Congregants with Shalom Deitsch are just looking for a permanent place to call home.
Now the Upper Dublin Zoning Hearing Board has more than a month to decide whether that home can be placed among other homes that are residential.
Representatives with the orthodox Jewish religious institution, a roving synagogue of sorts for some time now, made their case before the quasi-judicial body Aug. 28, but supporters weren’t the only ones in attendance.
A group of neighbors who live on Fort Washington Avenue, the proposed future site of the synagogue, came out to show their opposition to the plan. They said they’re not against synagogues, or religious institutions of any type, they just don’t feel this is an appropriate location.
But the law seems to be on Shalom Deitsch’s side. Generally, applicants appeal to the zoning hearing board for variances. In this case, the synagogue has to prove it is entitled to what is known as a special exception.
Rick Barton, Upper Dublin’s zoning officer and code enforcement director, explained that under township code, “houses of worship” are allowed to be constructed in A residential zoning districts as a special exception. Applicants still have to prove they deserve the special exception.
During Monday’s meeting, the neighbors voiced numerous concerns about the proposal. Residents argued the proposed site is not an appropriate spot for a building that will generate additional traffic flow, add more impervious surface to the area and alter the appearance of the neighborhood.
“The area that we’re talking about is a very busy area,” Jill Pastore said.

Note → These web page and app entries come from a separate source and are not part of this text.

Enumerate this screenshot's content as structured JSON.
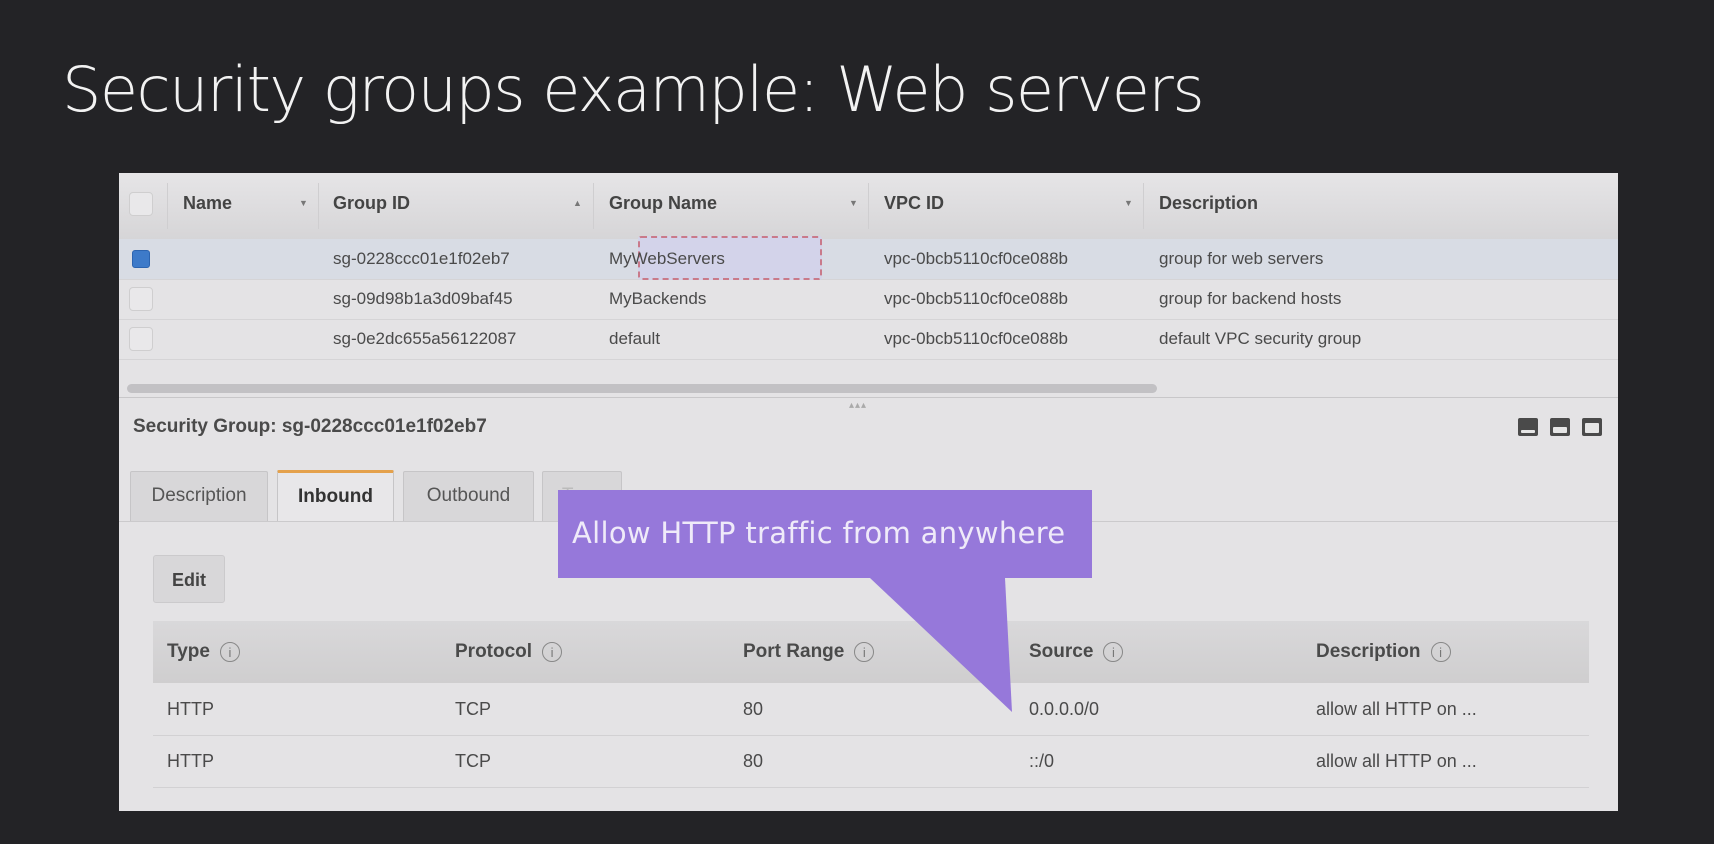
{
  "slide": {
    "title": "Security groups example: Web servers"
  },
  "grid": {
    "columns": [
      {
        "label": "Name",
        "sort": "filter"
      },
      {
        "label": "Group ID",
        "sort": "ascending"
      },
      {
        "label": "Group Name",
        "sort": "filter"
      },
      {
        "label": "VPC ID",
        "sort": "filter"
      },
      {
        "label": "Description"
      }
    ],
    "rows": [
      {
        "selected": true,
        "name": "",
        "group_id": "sg-0228ccc01e1f02eb7",
        "group_name": "MyWebServers",
        "vpc_id": "vpc-0bcb5110cf0ce088b",
        "description": "group for web servers"
      },
      {
        "selected": false,
        "name": "",
        "group_id": "sg-09d98b1a3d09baf45",
        "group_name": "MyBackends",
        "vpc_id": "vpc-0bcb5110cf0ce088b",
        "description": "group for backend hosts"
      },
      {
        "selected": false,
        "name": "",
        "group_id": "sg-0e2dc655a56122087",
        "group_name": "default",
        "vpc_id": "vpc-0bcb5110cf0ce088b",
        "description": "default VPC security group"
      }
    ]
  },
  "detail": {
    "title": "Security Group: sg-0228ccc01e1f02eb7",
    "pane_icons": [
      "pane-bottom-small-icon",
      "pane-bottom-medium-icon",
      "pane-bottom-large-icon"
    ],
    "tabs": [
      {
        "label": "Description",
        "active": false
      },
      {
        "label": "Inbound",
        "active": true
      },
      {
        "label": "Outbound",
        "active": false
      },
      {
        "label": "Tags",
        "active": false
      }
    ],
    "edit_label": "Edit",
    "info_glyph": "i",
    "rules": {
      "columns": [
        "Type",
        "Protocol",
        "Port Range",
        "Source",
        "Description"
      ],
      "rows": [
        {
          "type": "HTTP",
          "protocol": "TCP",
          "port_range": "80",
          "source": "0.0.0.0/0",
          "description": "allow all HTTP on ..."
        },
        {
          "type": "HTTP",
          "protocol": "TCP",
          "port_range": "80",
          "source": "::/0",
          "description": "allow all HTTP on ..."
        }
      ]
    }
  },
  "callout": {
    "text": "Allow HTTP traffic from anywhere",
    "color": "#9678da"
  },
  "colors": {
    "selected_checkbox": "#3d7ac9",
    "active_tab_accent": "#e4a14c",
    "highlight_border": "#c97a8a"
  }
}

She and her husband, Chris, reside on an adjacent property. “You cannot comprehend, unless you live there, what the traffic is like.”
Jill Pastore said she is worried about the negative impact on her property value should the building be constructed. Realtors she spoke with flat out advised her to sell the family’s home, she claimed.
Her husband has concerns of his own.
“As a homeowner, I’m opposed because I feel it’s unsafe for my children,” he said. “Every additional car [puts] my child’s life more at risk. It truly and dramatically impacts on the health and welfare of myself and my children.”
In an effort to defend himself, Rabbi Shalom Deitsch, the synagogue’s namesake, said his congregation has been operating out of homes and buildings in the area, including Fort Washington Elementary School, which is located on the very same street where the building is proposed to be built. Deitsch said there have been no significant traffic woes in direct response to the synagogue’s renting space there.
That, coupled with the fact that the synagogue doesn’t plan on immense growth, should be assurance enough for residents concerned, in particular, with a dramatic increase in traffic, Deitsch said.
According to the rabbi, the Lubavitch movement, of which his congregation is a part, is an offshoot of Orthodox Judaism, and puts more of a focus on Jewish teachings and rituals. Its worshipers are – for the most part – quiet, spiritual seekers who hold minion, or worship, in the comfort of small settings. His synagogue, he said, does not aim to grow into a Temple Sinai or a Congregation Beth Or, two other Upper Dublin synagogues.
“I think this building should serve our needs for a long time,” Deitsch said.
Residents still voiced concern about the impact on their homes from traffic and a potential increase in storm-water runoff from the site.
“It is made clear that we do have a problem,” said Mary Hicks, who lives on nearby Tressler Drive.
Hicks questioned what recourse residents would have should their homes be adversely affected by the building.
“We have concerns, for the amount of money we spent on our homes,” she said.
In response to the flooding concerns, the synagogue’s attorney, Michael Yanoff, assured residents that Upper Dublin has very stringent requirements when regarding storm-water management, but this is not dealt with until applicants appear before township commissioners at the land development stage.
“They [commissioners] take a very aggressive approach to all of these issues,” Yanoff said.
One of the major issues leading residents to believe there will be an increase in traffic comes not from the number of worshipers projected to attend regular services – the rabbi said during the high holy holidays in particular, congregants will walk to the synagogue, since driving is forbidden – but due to the preschool and religious school scheduled to be offered at the building. A preschool would operate on weekday mornings and Hebrew school classes would be offered on weekday afternoons and on weekends.
Still, Deitsch assured residents that this should not be cause for alarm, because drop-off and pickup times would be staggered. Also, there are not that many children expected to attend classes. The rabbi’s wife, Devorah Deitsch, who has been the synagogue’s educational director for the past 10 years, said she doesn’t anticipate more than 60 students to sign up for the preschool, with that same number expected for the religious school.
“I would rather focus on quality rather than quantity, with no question,” she said.
Devorah Deitsch said each class shouldn’t exceed 15 students.
The zoning hearing board did not vote on the matter, instead opting to list the issue as a discussion topic on its Sept. 18 agenda. The issue may or may not come to a vote then, although the board is required to render a decision within a 45-day timeframe.
The clock started ticking Monday night.